__Aim of the exercise__.
Report each line of the listing below that holds "highlights".

__Exercise material__.
-------------------------
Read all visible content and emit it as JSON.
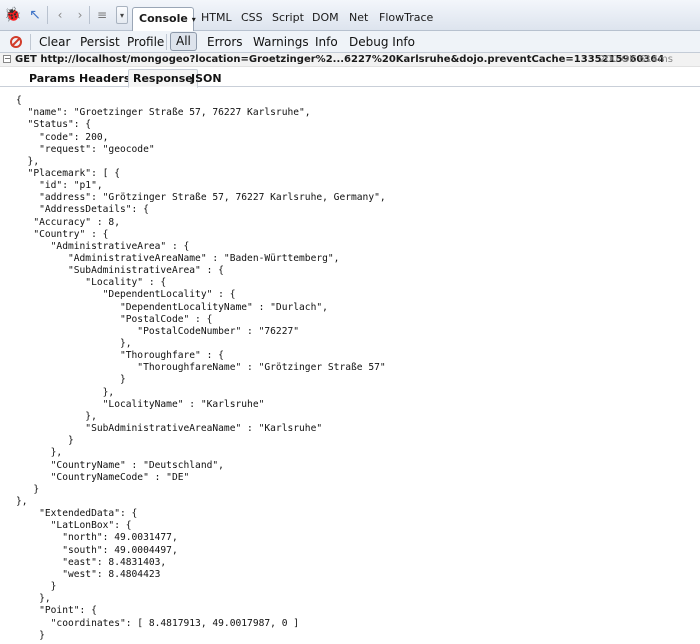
{
  "toolbar": {
    "tabs": [
      {
        "label": "Console",
        "active": true
      },
      {
        "label": "HTML"
      },
      {
        "label": "CSS"
      },
      {
        "label": "Script"
      },
      {
        "label": "DOM"
      },
      {
        "label": "Net"
      },
      {
        "label": "FlowTrace"
      }
    ],
    "dropdown_glyph": "▾",
    "icons": [
      "firebug-icon",
      "inspect-icon",
      "back-icon",
      "forward-icon",
      "list-icon"
    ]
  },
  "console_toolbar": {
    "buttons": [
      {
        "label": "Clear"
      },
      {
        "label": "Persist"
      },
      {
        "label": "Profile"
      },
      {
        "label": "All",
        "checked": true
      },
      {
        "label": "Errors"
      },
      {
        "label": "Warnings"
      },
      {
        "label": "Info"
      },
      {
        "label": "Debug Info"
      }
    ]
  },
  "request": {
    "text": "GET http://localhost/mongogeo?location=Groetzinger%2...6227%20Karlsruhe&dojo.preventCache=1335215960364",
    "status": "200 OK 614ms"
  },
  "subtabs": [
    {
      "label": "Params"
    },
    {
      "label": "Headers"
    },
    {
      "label": "Response",
      "active": true
    },
    {
      "label": "JSON"
    }
  ],
  "response_lines": [
    "{",
    "  \"name\": \"Groetzinger Straße 57, 76227 Karlsruhe\",",
    "  \"Status\": {",
    "    \"code\": 200,",
    "    \"request\": \"geocode\"",
    "  },",
    "  \"Placemark\": [ {",
    "    \"id\": \"p1\",",
    "    \"address\": \"Grötzinger Straße 57, 76227 Karlsruhe, Germany\",",
    "    \"AddressDetails\": {",
    "   \"Accuracy\" : 8,",
    "   \"Country\" : {",
    "      \"AdministrativeArea\" : {",
    "         \"AdministrativeAreaName\" : \"Baden-Württemberg\",",
    "         \"SubAdministrativeArea\" : {",
    "            \"Locality\" : {",
    "               \"DependentLocality\" : {",
    "                  \"DependentLocalityName\" : \"Durlach\",",
    "                  \"PostalCode\" : {",
    "                     \"PostalCodeNumber\" : \"76227\"",
    "                  },",
    "                  \"Thoroughfare\" : {",
    "                     \"ThoroughfareName\" : \"Grötzinger Straße 57\"",
    "                  }",
    "               },",
    "               \"LocalityName\" : \"Karlsruhe\"",
    "            },",
    "            \"SubAdministrativeAreaName\" : \"Karlsruhe\"",
    "         }",
    "      },",
    "      \"CountryName\" : \"Deutschland\",",
    "      \"CountryNameCode\" : \"DE\"",
    "   }",
    "},",
    "    \"ExtendedData\": {",
    "      \"LatLonBox\": {",
    "        \"north\": 49.0031477,",
    "        \"south\": 49.0004497,",
    "        \"east\": 8.4831403,",
    "        \"west\": 8.4804423",
    "      }",
    "    },",
    "    \"Point\": {",
    "      \"coordinates\": [ 8.4817913, 49.0017987, 0 ]",
    "    }"
  ]
}
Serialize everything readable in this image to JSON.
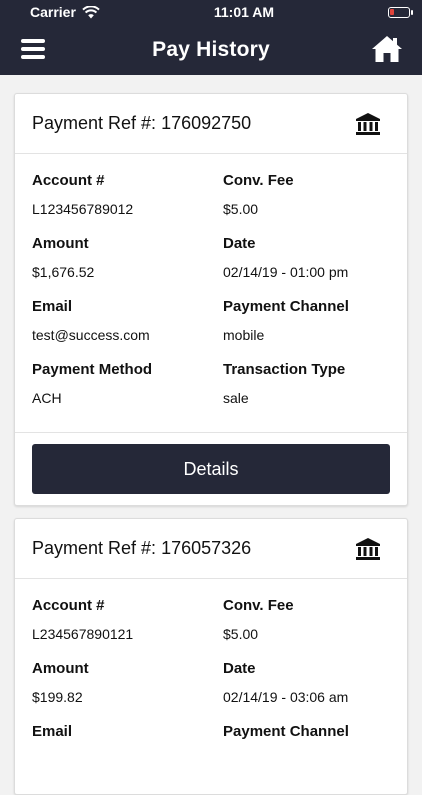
{
  "status_bar": {
    "carrier": "Carrier",
    "time": "11:01 AM"
  },
  "header": {
    "title": "Pay History"
  },
  "labels": {
    "payment_ref": "Payment Ref #:",
    "account": "Account #",
    "conv_fee": "Conv. Fee",
    "amount": "Amount",
    "date": "Date",
    "email": "Email",
    "payment_channel": "Payment Channel",
    "payment_method": "Payment Method",
    "transaction_type": "Transaction Type",
    "details_button": "Details"
  },
  "payments": [
    {
      "ref": "176092750",
      "account": "L123456789012",
      "conv_fee": "$5.00",
      "amount": "$1,676.52",
      "date": "02/14/19 - 01:00 pm",
      "email": "test@success.com",
      "payment_channel": "mobile",
      "payment_method": "ACH",
      "transaction_type": "sale"
    },
    {
      "ref": "176057326",
      "account": "L234567890121",
      "conv_fee": "$5.00",
      "amount": "$199.82",
      "date": "02/14/19 - 03:06 am",
      "email": "",
      "payment_channel": "",
      "payment_method": "",
      "transaction_type": ""
    }
  ],
  "icons": {
    "menu": "hamburger-menu-icon",
    "home": "home-icon",
    "bank": "bank-icon"
  }
}
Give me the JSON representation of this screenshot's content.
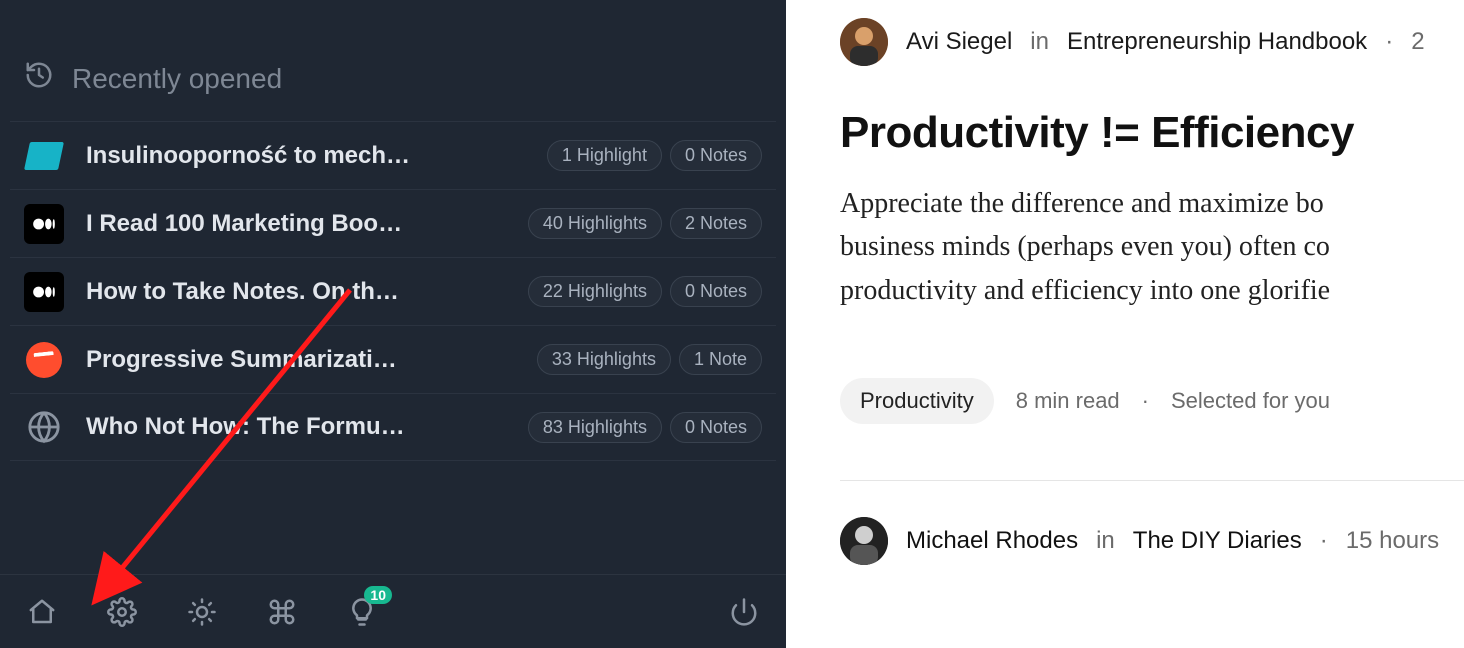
{
  "sidebar": {
    "section_title": "Recently opened",
    "items": [
      {
        "source_icon": "teal-doc",
        "title": "Insulinooporność to mech…",
        "highlights": "1 Highlight",
        "notes": "0 Notes"
      },
      {
        "source_icon": "medium",
        "title": "I Read 100 Marketing Boo…",
        "highlights": "40 Highlights",
        "notes": "2 Notes"
      },
      {
        "source_icon": "medium",
        "title": "How to Take Notes. On th…",
        "highlights": "22 Highlights",
        "notes": "0 Notes"
      },
      {
        "source_icon": "orange",
        "title": "Progressive Summarizati…",
        "highlights": "33 Highlights",
        "notes": "1 Note"
      },
      {
        "source_icon": "globe",
        "title": "Who Not How: The Formu…",
        "highlights": "83 Highlights",
        "notes": "0 Notes"
      }
    ]
  },
  "toolbar": {
    "home": "home-icon",
    "settings": "gear-icon",
    "theme": "sun-icon",
    "command": "command-icon",
    "ideas": "lightbulb-icon",
    "ideas_badge": "10",
    "power": "power-icon"
  },
  "annotation": {
    "type": "arrow",
    "color": "#ff1a1a",
    "points_to": "gear-icon"
  },
  "article": {
    "author": "Avi Siegel",
    "connector": "in",
    "publication": "Entrepreneurship Handbook",
    "time_dot": "·",
    "time_partial": "2",
    "title": "Productivity != Efficiency",
    "body_visible": "Appreciate the difference and maximize bo\nbusiness minds (perhaps even you) often co\nproductivity and efficiency into one glorifie",
    "tag": "Productivity",
    "read_time": "8 min read",
    "selected": "Selected for you"
  },
  "next_article": {
    "author": "Michael Rhodes",
    "connector": "in",
    "publication": "The DIY Diaries",
    "time_dot": "·",
    "time": "15 hours"
  }
}
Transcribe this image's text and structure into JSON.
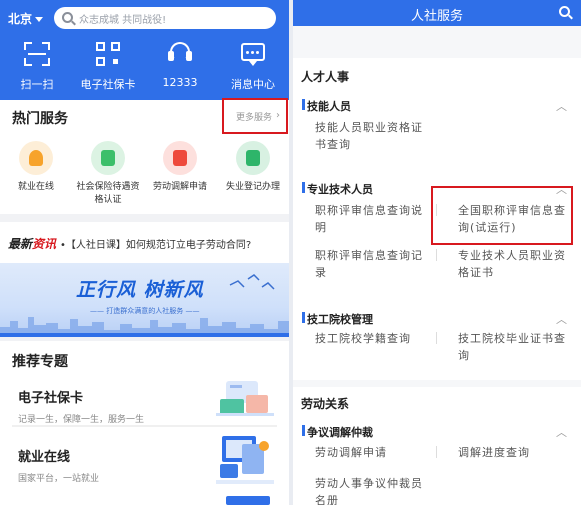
{
  "left": {
    "header": {
      "city": "北京",
      "search_placeholder": "众志成城  共同战役!",
      "quick_actions": [
        {
          "label": "扫一扫",
          "icon": "scan-icon"
        },
        {
          "label": "电子社保卡",
          "icon": "qr-code-icon"
        },
        {
          "label": "12333",
          "icon": "headset-icon"
        },
        {
          "label": "消息中心",
          "icon": "message-icon"
        }
      ]
    },
    "hot": {
      "title": "热门服务",
      "more_label": "更多服务",
      "services": [
        {
          "label": "就业在线",
          "icon": "employment-icon",
          "color": "#f7a32b"
        },
        {
          "label": "社会保险待遇资格认证",
          "icon": "insurance-icon",
          "color": "#3cbf6a"
        },
        {
          "label": "劳动调解申请",
          "icon": "mediation-icon",
          "color": "#ee4a3c"
        },
        {
          "label": "失业登记办理",
          "icon": "unemployment-icon",
          "color": "#2eb56a"
        }
      ]
    },
    "news": {
      "tag_a": "最新",
      "tag_b": "资讯",
      "text": "•【人社日课】如何规范订立电子劳动合同?"
    },
    "banner": {
      "headline": "正行风  树新风",
      "tagline": "—— 打造群众满意的人社服务 ——"
    },
    "recommend": {
      "title": "推荐专题",
      "items": [
        {
          "title": "电子社保卡",
          "subtitle": "记录一生，保障一生，服务一生"
        },
        {
          "title": "就业在线",
          "subtitle": "国家平台，一站就业"
        }
      ]
    }
  },
  "right": {
    "header": {
      "title": "人社服务"
    },
    "sections": [
      {
        "title": "人才人事",
        "groups": [
          {
            "title": "技能人员",
            "items": [
              "技能人员职业资格证书查询"
            ]
          },
          {
            "title": "专业技术人员",
            "items": [
              "职称评审信息查询说明",
              "全国职称评审信息查询(试运行)",
              "职称评审信息查询记录",
              "专业技术人员职业资格证书"
            ]
          },
          {
            "title": "技工院校管理",
            "items": [
              "技工院校学籍查询",
              "技工院校毕业证书查询"
            ]
          }
        ]
      },
      {
        "title": "劳动关系",
        "groups": [
          {
            "title": "争议调解仲裁",
            "items": [
              "劳动调解申请",
              "调解进度查询",
              "劳动人事争议仲裁员名册"
            ]
          }
        ]
      }
    ]
  }
}
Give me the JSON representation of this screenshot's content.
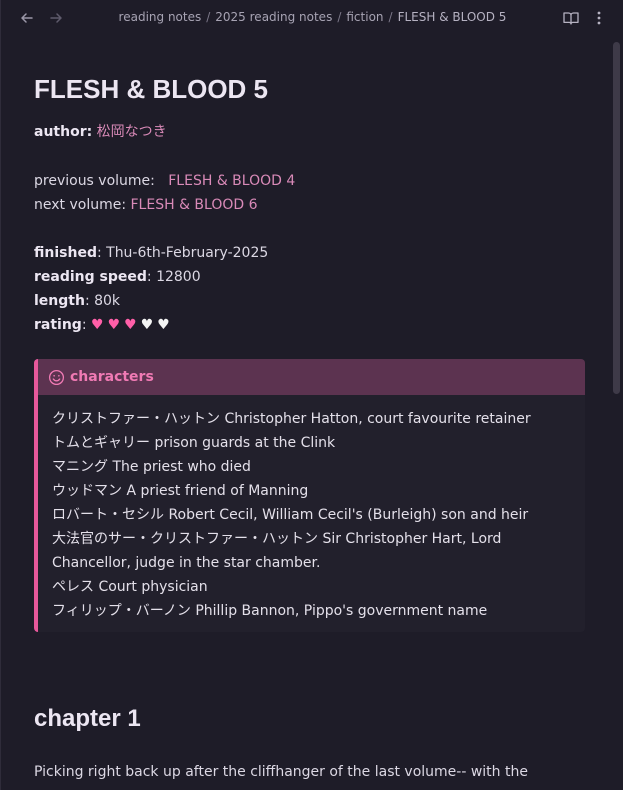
{
  "breadcrumb": [
    "reading notes",
    "2025 reading notes",
    "fiction",
    "FLESH & BLOOD 5"
  ],
  "title": "FLESH & BLOOD 5",
  "author": {
    "label": "author:",
    "value": "松岡なつき"
  },
  "previous": {
    "label": "previous volume:",
    "value": "FLESH & BLOOD 4"
  },
  "next": {
    "label": "next volume:",
    "value": "FLESH & BLOOD 6"
  },
  "finished": {
    "label": "finished",
    "value": ": Thu-6th-February-2025"
  },
  "speed": {
    "label": "reading speed",
    "value": ": 12800"
  },
  "length": {
    "label": "length",
    "value": ": 80k"
  },
  "rating": {
    "label": "rating",
    "sep": ": ",
    "filled": 3,
    "total": 5
  },
  "callout": {
    "title": "characters",
    "lines": [
      "クリストファー・ハットン Christopher Hatton, court favourite retainer",
      "トムとギャリー prison guards at the Clink",
      "マニング The priest who died",
      "ウッドマン A priest friend of Manning",
      "ロバート・セシル Robert Cecil, William Cecil's (Burleigh) son and heir",
      "大法官のサー・クリストファー・ハットン Sir Christopher Hart, Lord",
      "Chancellor, judge in the star chamber.",
      "ペレス Court physician",
      "フィリップ・バーノン Phillip Bannon, Pippo's government name"
    ]
  },
  "chapter": "chapter 1",
  "paragraph": "Picking right back up after the cliffhanger of the last volume-- with the",
  "colors": {
    "accent": "#e6589b",
    "link": "#d98ab8",
    "background": "#1e1c28",
    "callout_header": "#5c3350"
  }
}
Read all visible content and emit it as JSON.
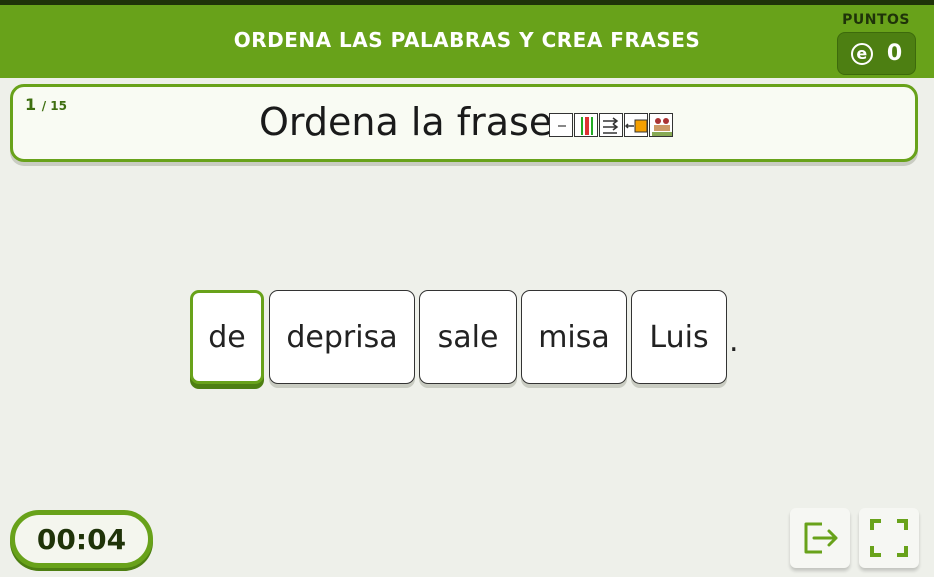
{
  "header": {
    "title": "ORDENA LAS PALABRAS Y CREA FRASES",
    "points_label": "PUNTOS",
    "points_icon": "coin-icon",
    "points_symbol": "e",
    "points_value": "0"
  },
  "question": {
    "current": "1",
    "total": "/ 15",
    "text": "Ordena la frase",
    "pictograms": [
      "pictogram-ordena",
      "pictogram-la",
      "pictogram-frase-1",
      "pictogram-frase-2",
      "pictogram-frase-3"
    ]
  },
  "words": [
    {
      "label": "de",
      "selected": true
    },
    {
      "label": "deprisa",
      "selected": false
    },
    {
      "label": "sale",
      "selected": false
    },
    {
      "label": "misa",
      "selected": false
    },
    {
      "label": "Luis",
      "selected": false
    }
  ],
  "sentence_end": ".",
  "timer": "00:04",
  "buttons": {
    "exit_icon": "exit-icon",
    "fullscreen_icon": "fullscreen-icon"
  },
  "colors": {
    "primary": "#68a21a",
    "dark": "#1f3309",
    "background": "#eef0ea"
  }
}
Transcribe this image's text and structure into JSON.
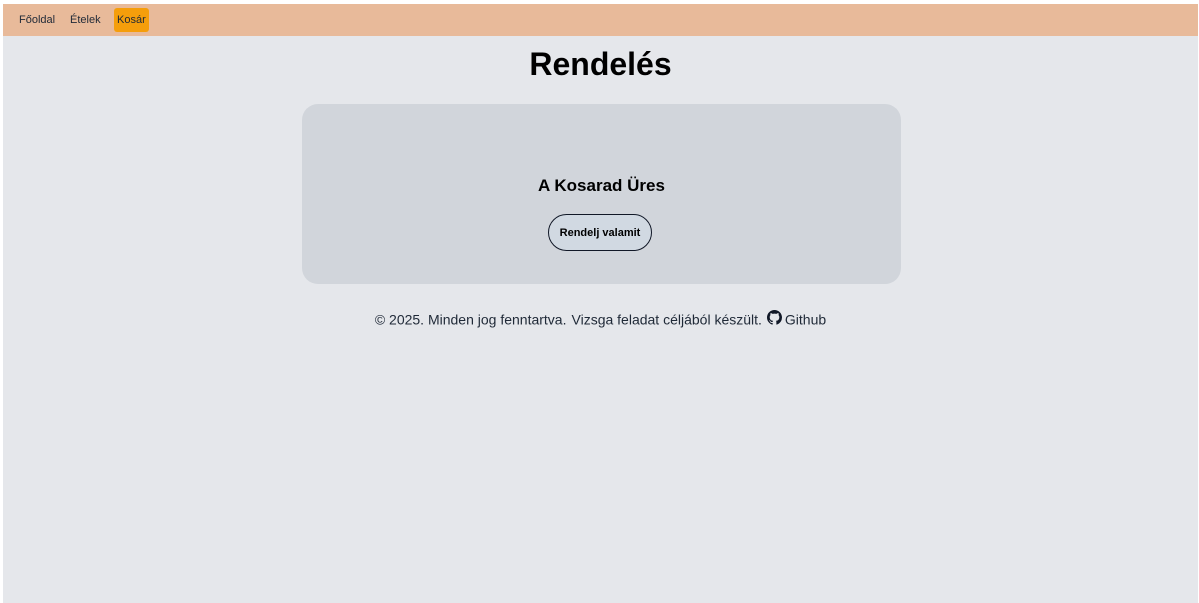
{
  "nav": {
    "items": [
      {
        "label": "Főoldal"
      },
      {
        "label": "Ételek"
      },
      {
        "label": "Kosár",
        "active": true
      }
    ],
    "active_color": "#f59e0b",
    "bar_color": "#e8ba9a"
  },
  "page": {
    "title": "Rendelés"
  },
  "cart": {
    "empty_message": "A Kosarad Üres",
    "order_button_label": "Rendelj valamit"
  },
  "footer": {
    "copyright": "© 2025. Minden jog fenntartva.",
    "note": "Vizsga feladat céljából készült.",
    "github_icon": "github-icon",
    "github_label": "Github"
  }
}
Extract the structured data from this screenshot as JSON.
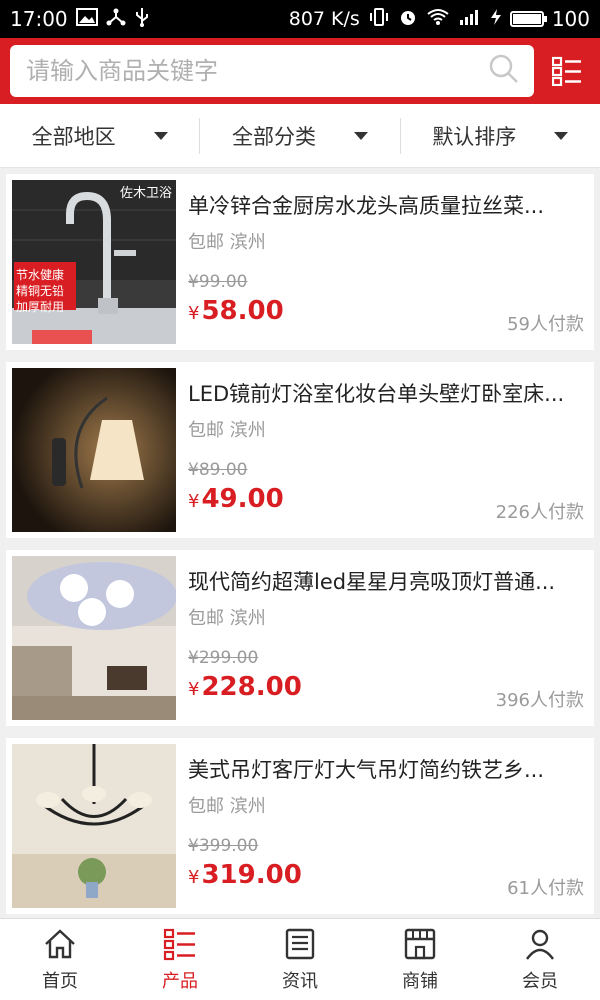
{
  "status_bar": {
    "time": "17:00",
    "speed": "807 K/s",
    "battery_level": "100"
  },
  "search": {
    "placeholder": "请输入商品关键字"
  },
  "filters": [
    {
      "label": "全部地区"
    },
    {
      "label": "全部分类"
    },
    {
      "label": "默认排序"
    }
  ],
  "products": [
    {
      "title": "单冷锌合金厨房水龙头高质量拉丝菜...",
      "shipping": "包邮",
      "location": "滨州",
      "original_price": "¥99.00",
      "currency": "¥",
      "price": "58.00",
      "sold": "59人付款",
      "image_brand": "佐木卫浴",
      "image_tags": [
        "节水健康",
        "精铜无铅",
        "加厚耐用"
      ]
    },
    {
      "title": "LED镜前灯浴室化妆台单头壁灯卧室床...",
      "shipping": "包邮",
      "location": "滨州",
      "original_price": "¥89.00",
      "currency": "¥",
      "price": "49.00",
      "sold": "226人付款"
    },
    {
      "title": "现代简约超薄led星星月亮吸顶灯普通...",
      "shipping": "包邮",
      "location": "滨州",
      "original_price": "¥299.00",
      "currency": "¥",
      "price": "228.00",
      "sold": "396人付款"
    },
    {
      "title": "美式吊灯客厅灯大气吊灯简约铁艺乡...",
      "shipping": "包邮",
      "location": "滨州",
      "original_price": "¥399.00",
      "currency": "¥",
      "price": "319.00",
      "sold": "61人付款"
    }
  ],
  "tabs": [
    {
      "label": "首页",
      "icon": "home-icon"
    },
    {
      "label": "产品",
      "icon": "product-list-icon",
      "active": true
    },
    {
      "label": "资讯",
      "icon": "news-icon"
    },
    {
      "label": "商铺",
      "icon": "store-icon"
    },
    {
      "label": "会员",
      "icon": "member-icon"
    }
  ],
  "colors": {
    "brand": "#d81e22",
    "text": "#222222",
    "muted": "#9a9a9a"
  }
}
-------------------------
__Solution__.
        "highlights": "1 Highlight",
        "highlights": "40 Highlights",
        "highlights": "22 Highlights",
        "highlights": "33 Highlights",
        "highlights": "83 Highlights",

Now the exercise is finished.